> _DATA LISTING_:
----

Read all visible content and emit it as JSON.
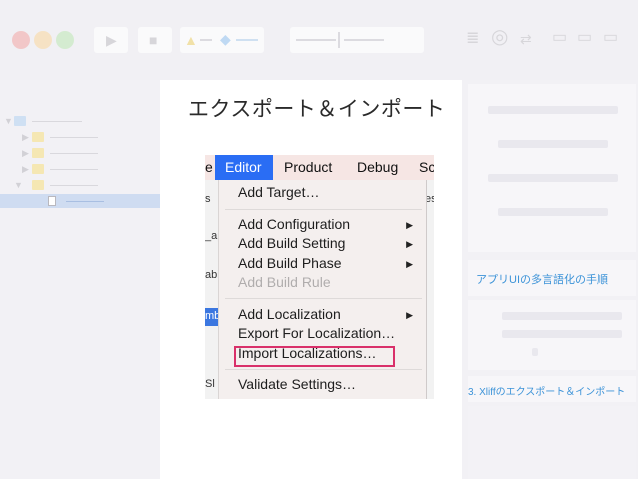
{
  "slide": {
    "title": "エクスポート＆インポート"
  },
  "menubar": {
    "items": [
      "e",
      "Editor",
      "Product",
      "Debug",
      "Sc"
    ],
    "active": "Editor"
  },
  "behind_window": {
    "left_texts": [
      "s",
      "_ap",
      "abi",
      "mb",
      "Sl"
    ],
    "right_text": "es"
  },
  "menu": {
    "items": [
      {
        "label": "Add Target…",
        "submenu": false,
        "disabled": false
      },
      {
        "label": "Add Configuration",
        "submenu": true,
        "disabled": false
      },
      {
        "label": "Add Build Setting",
        "submenu": true,
        "disabled": false
      },
      {
        "label": "Add Build Phase",
        "submenu": true,
        "disabled": false
      },
      {
        "label": "Add Build Rule",
        "submenu": false,
        "disabled": true
      },
      {
        "label": "Add Localization",
        "submenu": true,
        "disabled": false
      },
      {
        "label": "Export For Localization…",
        "submenu": false,
        "disabled": false
      },
      {
        "label": "Import Localizations…",
        "submenu": false,
        "disabled": false,
        "highlighted": true
      },
      {
        "label": "Validate Settings…",
        "submenu": false,
        "disabled": false
      }
    ],
    "submenu_glyph": "▶",
    "highlight_color": "#d9306a"
  },
  "inspector": {
    "section_title": "アプリUIの多言語化の手順",
    "step_label": "3. Xliffのエクスポート＆インポート"
  },
  "colors": {
    "menu_selection": "#2a6df4",
    "link_blue": "#3c93d8",
    "traffic_red": "#f2c7c8",
    "traffic_yellow": "#f6e2c4",
    "traffic_green": "#d4ebd0"
  }
}
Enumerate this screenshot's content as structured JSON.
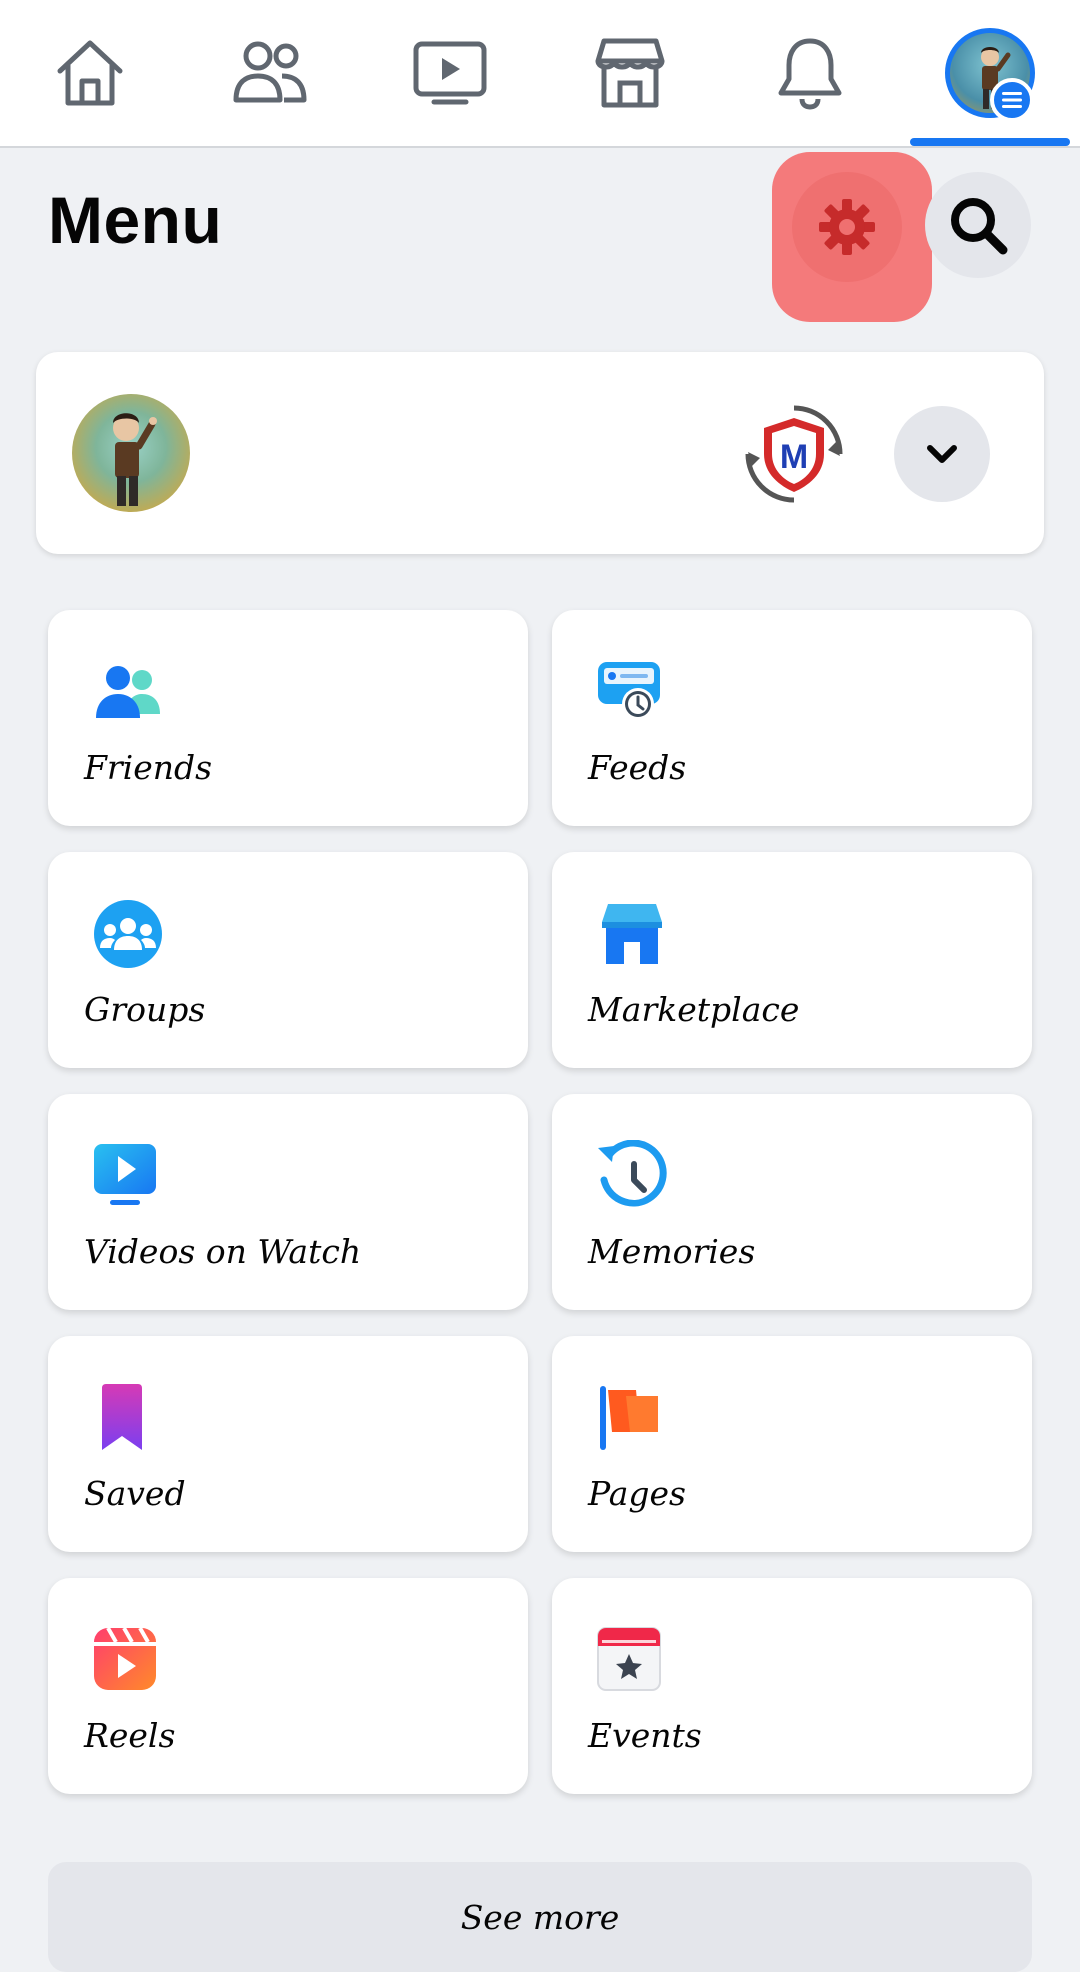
{
  "nav": {
    "items": [
      {
        "name": "home-icon"
      },
      {
        "name": "friends-icon"
      },
      {
        "name": "watch-icon"
      },
      {
        "name": "marketplace-icon"
      },
      {
        "name": "notifications-icon"
      },
      {
        "name": "profile-menu-icon"
      }
    ],
    "active_index": 5,
    "accent": "#1877f2"
  },
  "header": {
    "title": "Menu",
    "settings_icon": "gear-icon",
    "search_icon": "search-icon",
    "highlight_color": "#f47a7b"
  },
  "profile": {
    "avatar_icon": "avatar",
    "page_logo_letter": "M",
    "dropdown_icon": "chevron-down-icon"
  },
  "shortcuts": [
    {
      "label": "Friends",
      "icon": "friends-icon"
    },
    {
      "label": "Feeds",
      "icon": "feeds-icon"
    },
    {
      "label": "Groups",
      "icon": "groups-icon"
    },
    {
      "label": "Marketplace",
      "icon": "marketplace-icon"
    },
    {
      "label": "Videos on Watch",
      "icon": "watch-icon"
    },
    {
      "label": "Memories",
      "icon": "memories-icon"
    },
    {
      "label": "Saved",
      "icon": "saved-icon"
    },
    {
      "label": "Pages",
      "icon": "pages-icon"
    },
    {
      "label": "Reels",
      "icon": "reels-icon"
    },
    {
      "label": "Events",
      "icon": "events-icon"
    }
  ],
  "see_more": {
    "label": "See more"
  }
}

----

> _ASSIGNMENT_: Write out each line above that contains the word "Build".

> _WRITTEN SOLUTION_:
        "label": "Add Build Setting",
        "label": "Add Build Phase",
        "label": "Add Build Rule",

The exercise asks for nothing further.